YOUR ASSIGNMENT - Take each line of the listing that has the string "value" and report it.

AVAILABLE DATA -
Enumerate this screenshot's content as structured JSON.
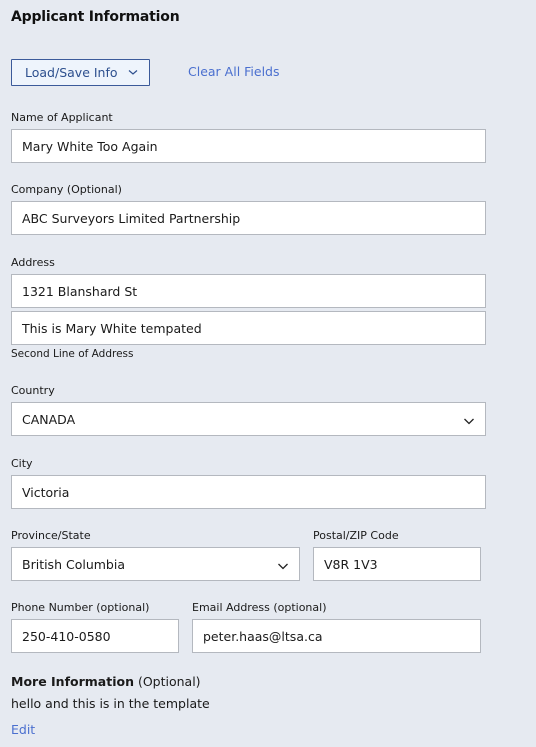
{
  "section": {
    "title": "Applicant Information"
  },
  "toolbar": {
    "load_save_label": "Load/Save Info",
    "clear_all_label": "Clear All Fields"
  },
  "fields": {
    "name": {
      "label": "Name of Applicant",
      "value": "Mary White Too Again"
    },
    "company": {
      "label": "Company (Optional)",
      "value": "ABC Surveyors Limited Partnership"
    },
    "address": {
      "label": "Address",
      "line1": "1321 Blanshard St",
      "line2": "This is Mary White tempated",
      "line2_hint": "Second Line of Address"
    },
    "country": {
      "label": "Country",
      "value": "CANADA"
    },
    "city": {
      "label": "City",
      "value": "Victoria"
    },
    "province": {
      "label": "Province/State",
      "value": "British Columbia"
    },
    "postal": {
      "label": "Postal/ZIP Code",
      "value": "V8R 1V3"
    },
    "phone": {
      "label": "Phone Number (optional)",
      "value": "250-410-0580"
    },
    "email": {
      "label": "Email Address (optional)",
      "value": "peter.haas@ltsa.ca"
    }
  },
  "more_info": {
    "heading": "More Information",
    "qualifier": " (Optional)",
    "text": "hello and this is in the template",
    "edit_label": "Edit"
  },
  "colors": {
    "background": "#e6eaf1",
    "link": "#4a6fcf",
    "button_border": "#3b5a9a"
  }
}
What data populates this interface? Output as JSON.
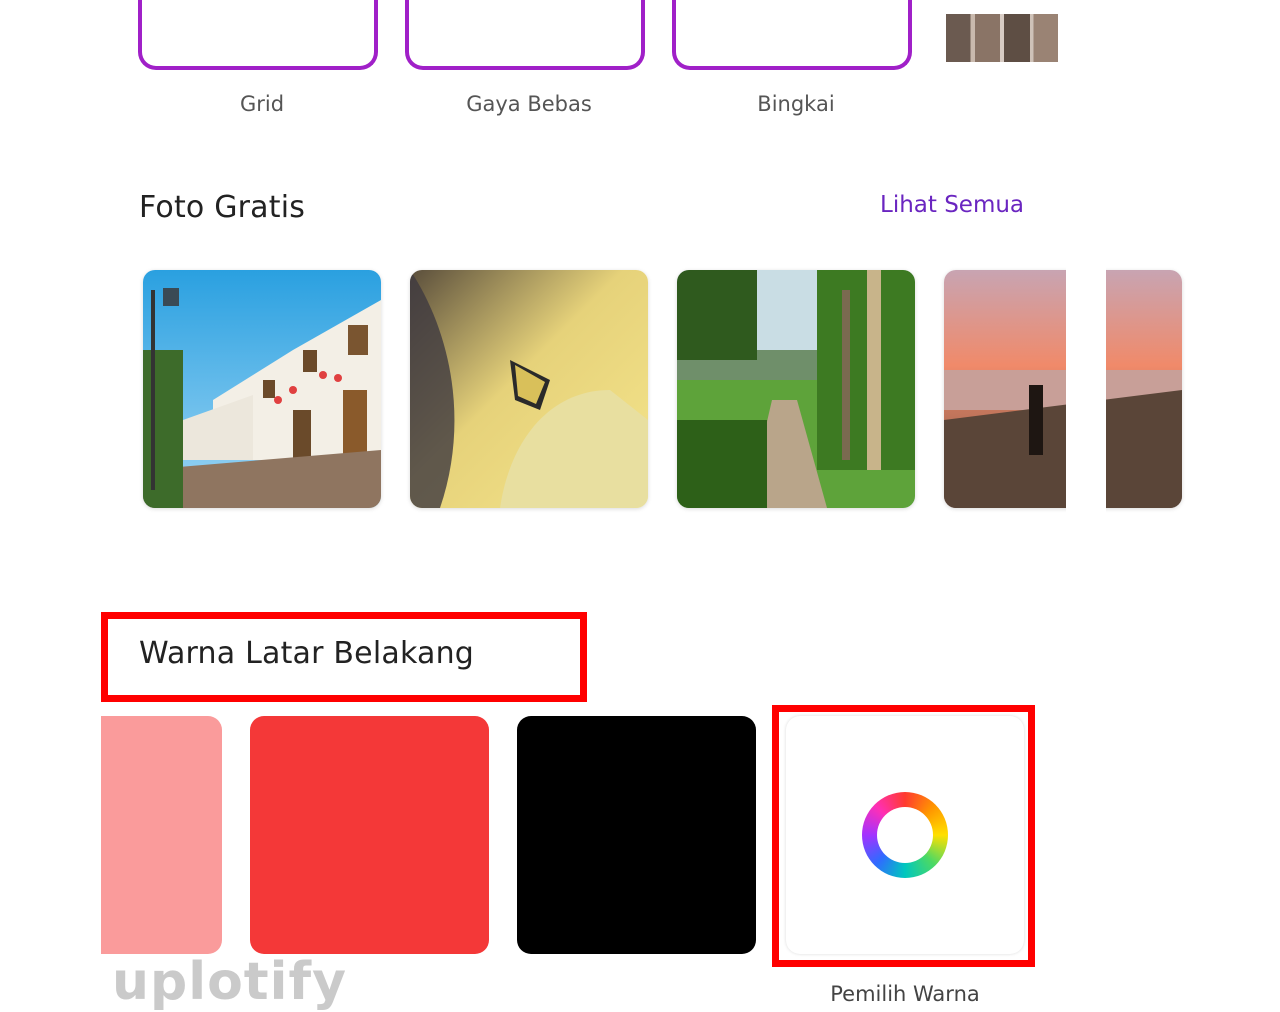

PROBLEM SOLUTION -
      "value": "Mary White Too Again"
      "value": "ABC Surveyors Limited Partnership"
      "value": "CANADA"
      "value": "Victoria"
      "value": "British Columbia"
      "value": "V8R 1V3"
      "value": "250-410-0580"
      "value": "peter.haas@ltsa.ca"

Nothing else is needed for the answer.